* _Task instructions_
Make an exact copy of the records, dropping all pictures.

* _Records for the task_
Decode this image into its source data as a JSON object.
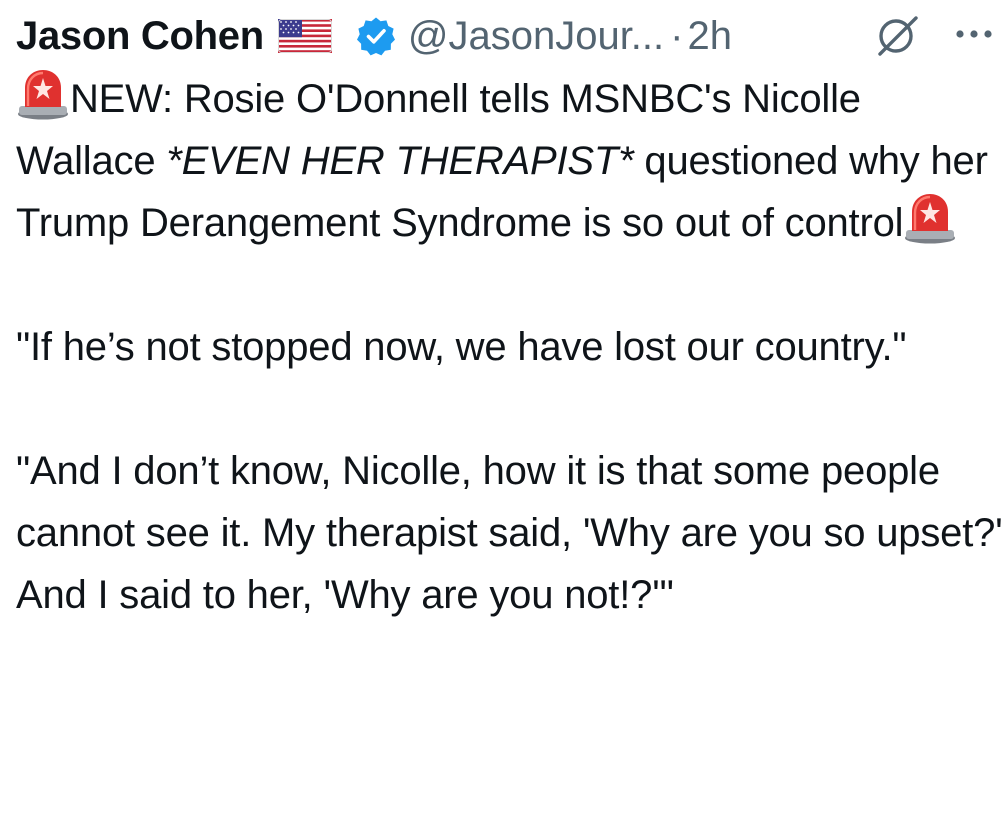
{
  "tweet": {
    "display_name": "Jason Cohen",
    "flag_icon": "us-flag-icon",
    "verified_icon": "verified-badge-icon",
    "handle": "@JasonJour...",
    "separator": "·",
    "time": "2h",
    "grok_icon": "grok-icon",
    "more_icon": "more-options-icon",
    "colors": {
      "text": "#0f1419",
      "muted": "#536471",
      "verified": "#1d9bf0",
      "siren_red": "#e0312f"
    },
    "body": {
      "p1_siren_icon": "police-siren-icon",
      "p1_text_a": "NEW: Rosie O'Donnell tells MSNBC's Nicolle Wallace ",
      "p1_italic": "*EVEN HER THERAPIST*",
      "p1_text_b": " questioned why her Trump Derangement Syndrome is so out of control",
      "p2_text": "\"If he’s not stopped now, we have lost our country.\"",
      "p3_text": "\"And I don’t know, Nicolle, how it is that some people cannot see it. My therapist said, 'Why are you so upset?' And I said to her, 'Why are you not!?'\""
    }
  }
}
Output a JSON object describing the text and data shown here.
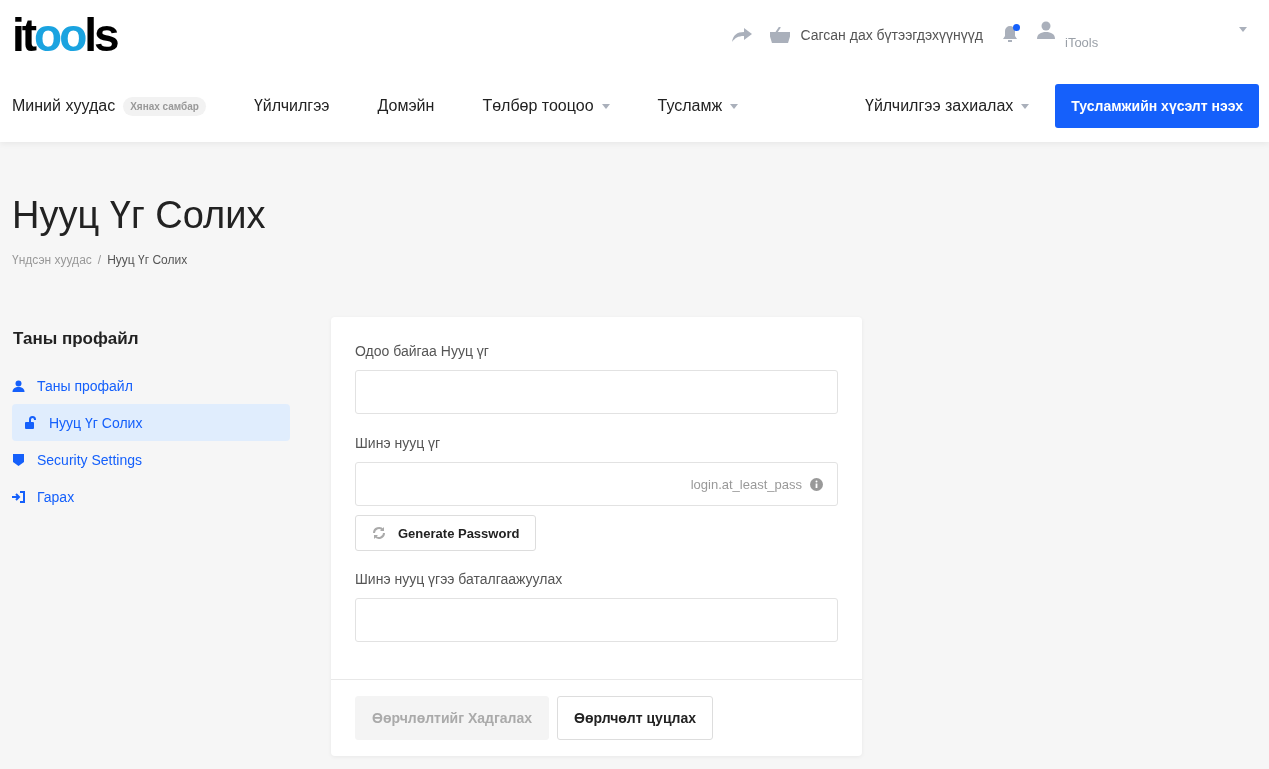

* _Your response_
Decode this image into its source data as a JSON object.
{
  "tweet": {
    "display_name": "Jason Cohen",
    "flag_icon": "us-flag-icon",
    "verified_icon": "verified-badge-icon",
    "handle": "@JasonJour...",
    "separator": "·",
    "time": "2h",
    "grok_icon": "grok-icon",
    "more_icon": "more-options-icon",
    "colors": {
      "text": "#0f1419",
      "muted": "#536471",
      "verified": "#1d9bf0",
      "siren_red": "#e0312f"
    },
    "body": {
      "p1_siren_icon": "police-siren-icon",
      "p1_text_a": "NEW: Rosie O'Donnell tells MSNBC's Nicolle Wallace ",
      "p1_italic": "*EVEN HER THERAPIST*",
      "p1_text_b": " questioned why her Trump Derangement Syndrome is so out of control",
      "p2_text": "\"If he’s not stopped now, we have lost our country.\"",
      "p3_text": "\"And I don’t know, Nicolle, how it is that some people cannot see it. My therapist said, 'Why are you so upset?' And I said to her, 'Why are you not!?'\""
    }
  }
}
Output a JSON object describing the text and data shown here.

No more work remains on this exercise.